Researchers have determined that there is a positive relationship between duration of time in a park and lower systolic blood pressure, as well as a relationship between being in a park with another person and how healthy the person in the park perceives himself or herself to be.
Researchers have been investigating event-places, "which make powerful linkages between physical and social phenomena."
For most buyers, their image of home includes its neighborhood. Several new studies investigate homeowner preferences for traditional or neotraditonal neighborhoods, suburban-style neighborhoods, and open space conservation neighborhoods to determine factors that affect home preference and price.

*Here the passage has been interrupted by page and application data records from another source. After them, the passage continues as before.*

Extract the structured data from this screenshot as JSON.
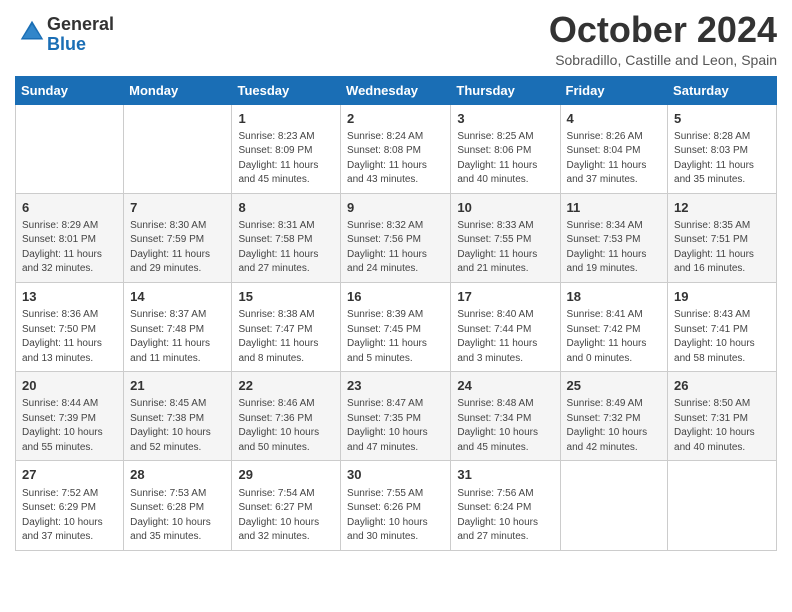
{
  "header": {
    "logo_general": "General",
    "logo_blue": "Blue",
    "month_title": "October 2024",
    "location": "Sobradillo, Castille and Leon, Spain"
  },
  "days_of_week": [
    "Sunday",
    "Monday",
    "Tuesday",
    "Wednesday",
    "Thursday",
    "Friday",
    "Saturday"
  ],
  "weeks": [
    [
      {
        "day": "",
        "info": ""
      },
      {
        "day": "",
        "info": ""
      },
      {
        "day": "1",
        "info": "Sunrise: 8:23 AM\nSunset: 8:09 PM\nDaylight: 11 hours and 45 minutes."
      },
      {
        "day": "2",
        "info": "Sunrise: 8:24 AM\nSunset: 8:08 PM\nDaylight: 11 hours and 43 minutes."
      },
      {
        "day": "3",
        "info": "Sunrise: 8:25 AM\nSunset: 8:06 PM\nDaylight: 11 hours and 40 minutes."
      },
      {
        "day": "4",
        "info": "Sunrise: 8:26 AM\nSunset: 8:04 PM\nDaylight: 11 hours and 37 minutes."
      },
      {
        "day": "5",
        "info": "Sunrise: 8:28 AM\nSunset: 8:03 PM\nDaylight: 11 hours and 35 minutes."
      }
    ],
    [
      {
        "day": "6",
        "info": "Sunrise: 8:29 AM\nSunset: 8:01 PM\nDaylight: 11 hours and 32 minutes."
      },
      {
        "day": "7",
        "info": "Sunrise: 8:30 AM\nSunset: 7:59 PM\nDaylight: 11 hours and 29 minutes."
      },
      {
        "day": "8",
        "info": "Sunrise: 8:31 AM\nSunset: 7:58 PM\nDaylight: 11 hours and 27 minutes."
      },
      {
        "day": "9",
        "info": "Sunrise: 8:32 AM\nSunset: 7:56 PM\nDaylight: 11 hours and 24 minutes."
      },
      {
        "day": "10",
        "info": "Sunrise: 8:33 AM\nSunset: 7:55 PM\nDaylight: 11 hours and 21 minutes."
      },
      {
        "day": "11",
        "info": "Sunrise: 8:34 AM\nSunset: 7:53 PM\nDaylight: 11 hours and 19 minutes."
      },
      {
        "day": "12",
        "info": "Sunrise: 8:35 AM\nSunset: 7:51 PM\nDaylight: 11 hours and 16 minutes."
      }
    ],
    [
      {
        "day": "13",
        "info": "Sunrise: 8:36 AM\nSunset: 7:50 PM\nDaylight: 11 hours and 13 minutes."
      },
      {
        "day": "14",
        "info": "Sunrise: 8:37 AM\nSunset: 7:48 PM\nDaylight: 11 hours and 11 minutes."
      },
      {
        "day": "15",
        "info": "Sunrise: 8:38 AM\nSunset: 7:47 PM\nDaylight: 11 hours and 8 minutes."
      },
      {
        "day": "16",
        "info": "Sunrise: 8:39 AM\nSunset: 7:45 PM\nDaylight: 11 hours and 5 minutes."
      },
      {
        "day": "17",
        "info": "Sunrise: 8:40 AM\nSunset: 7:44 PM\nDaylight: 11 hours and 3 minutes."
      },
      {
        "day": "18",
        "info": "Sunrise: 8:41 AM\nSunset: 7:42 PM\nDaylight: 11 hours and 0 minutes."
      },
      {
        "day": "19",
        "info": "Sunrise: 8:43 AM\nSunset: 7:41 PM\nDaylight: 10 hours and 58 minutes."
      }
    ],
    [
      {
        "day": "20",
        "info": "Sunrise: 8:44 AM\nSunset: 7:39 PM\nDaylight: 10 hours and 55 minutes."
      },
      {
        "day": "21",
        "info": "Sunrise: 8:45 AM\nSunset: 7:38 PM\nDaylight: 10 hours and 52 minutes."
      },
      {
        "day": "22",
        "info": "Sunrise: 8:46 AM\nSunset: 7:36 PM\nDaylight: 10 hours and 50 minutes."
      },
      {
        "day": "23",
        "info": "Sunrise: 8:47 AM\nSunset: 7:35 PM\nDaylight: 10 hours and 47 minutes."
      },
      {
        "day": "24",
        "info": "Sunrise: 8:48 AM\nSunset: 7:34 PM\nDaylight: 10 hours and 45 minutes."
      },
      {
        "day": "25",
        "info": "Sunrise: 8:49 AM\nSunset: 7:32 PM\nDaylight: 10 hours and 42 minutes."
      },
      {
        "day": "26",
        "info": "Sunrise: 8:50 AM\nSunset: 7:31 PM\nDaylight: 10 hours and 40 minutes."
      }
    ],
    [
      {
        "day": "27",
        "info": "Sunrise: 7:52 AM\nSunset: 6:29 PM\nDaylight: 10 hours and 37 minutes."
      },
      {
        "day": "28",
        "info": "Sunrise: 7:53 AM\nSunset: 6:28 PM\nDaylight: 10 hours and 35 minutes."
      },
      {
        "day": "29",
        "info": "Sunrise: 7:54 AM\nSunset: 6:27 PM\nDaylight: 10 hours and 32 minutes."
      },
      {
        "day": "30",
        "info": "Sunrise: 7:55 AM\nSunset: 6:26 PM\nDaylight: 10 hours and 30 minutes."
      },
      {
        "day": "31",
        "info": "Sunrise: 7:56 AM\nSunset: 6:24 PM\nDaylight: 10 hours and 27 minutes."
      },
      {
        "day": "",
        "info": ""
      },
      {
        "day": "",
        "info": ""
      }
    ]
  ]
}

Transportation and health experts continue to tout the benefits of walking for exercise and for neighborhood errands. One recent review examines eighteen separate studies on walking to determine common factors in the environment that might help or hinder walking, while another lays out guidelines to help quantify what makes a street or walkway comfortable for pedestrians—laying the groundwork for an assessment tool. Originally published in Issue 4, 2004.
Grass and trees in outdoor spaces were shown to increase the use and social activity in outdoor places.

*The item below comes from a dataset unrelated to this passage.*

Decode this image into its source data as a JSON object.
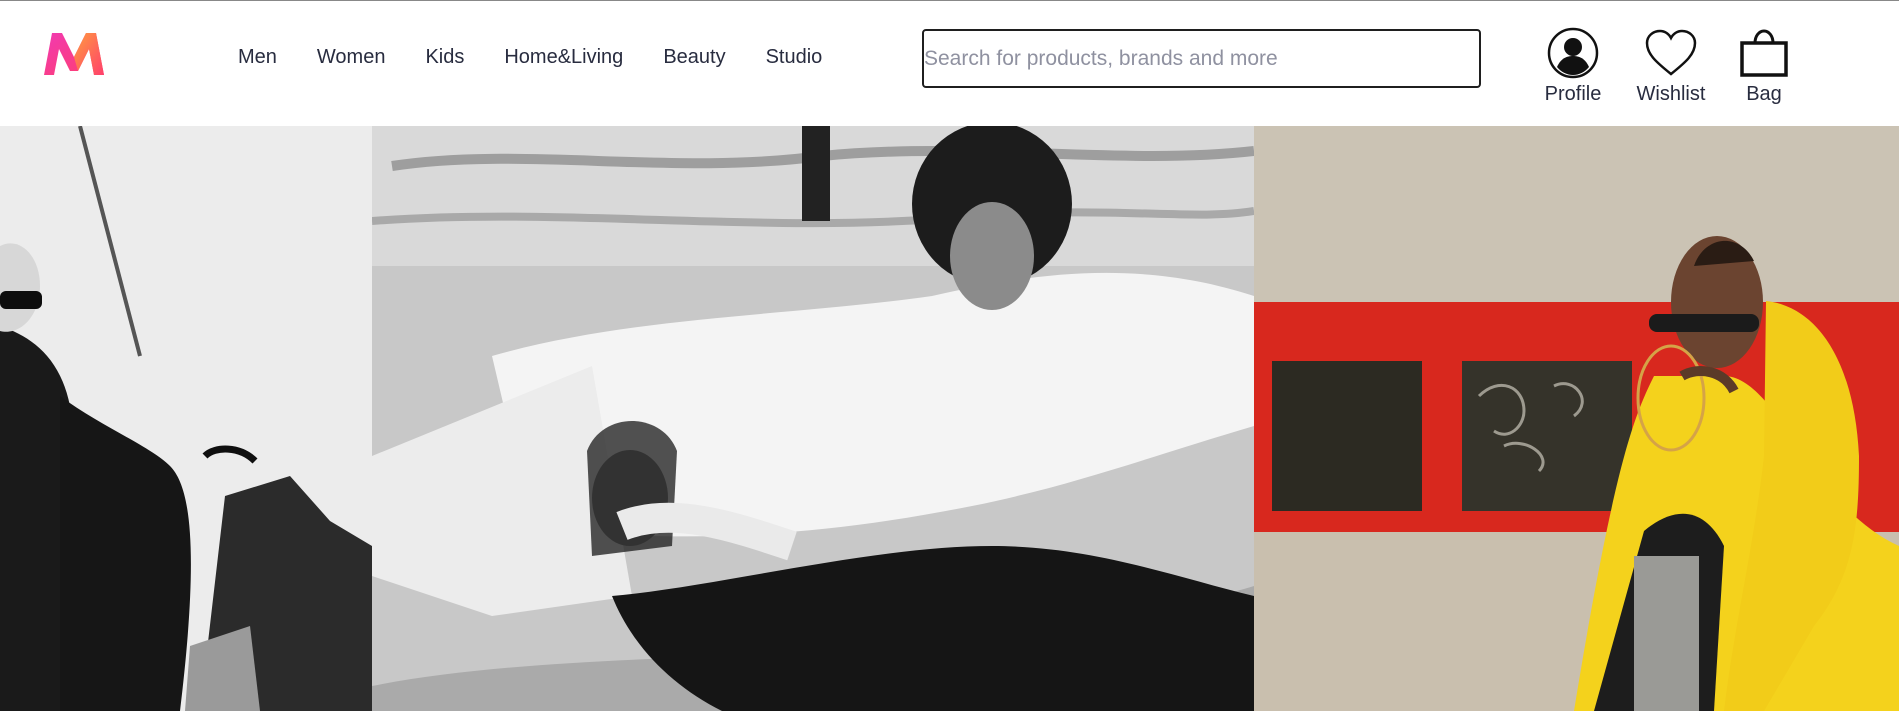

In a study of forest settings without paths, researchers have shown that if a location has either visual access or legibility, it will be preferred.
Measures to protect pedestrian safety sometimes seem counter-intuitive. What interventions are effective, and what can we do to reconcile the difference between what is safer, and what we think is safer? Originally published in Issue 3, 2004.
Greenway planning often has to encompass a myriad of goals and users. One significant goal, particularly in urban areas, is how to plan greenways that people enjoy and use. Two recent studies, covered in an issue of Landscape and Urban Planning devoted to greenways, address this topic by investigating people’s opinions about river corridor greenways.
Designing streets for pedestrians requires consideration of a basic concern—safety. Yet, many safety installations, such as raised islands, installed sidewalks, and pedestrian overpasses can be expensive to design and install. Can lower-cost interventions be effective?
Arthur Stamps (Institute of Environmental Quality) studied enclosure using visual simulations with three varied properties: height of enclosure, permeability, and the perceived area of the enclosure.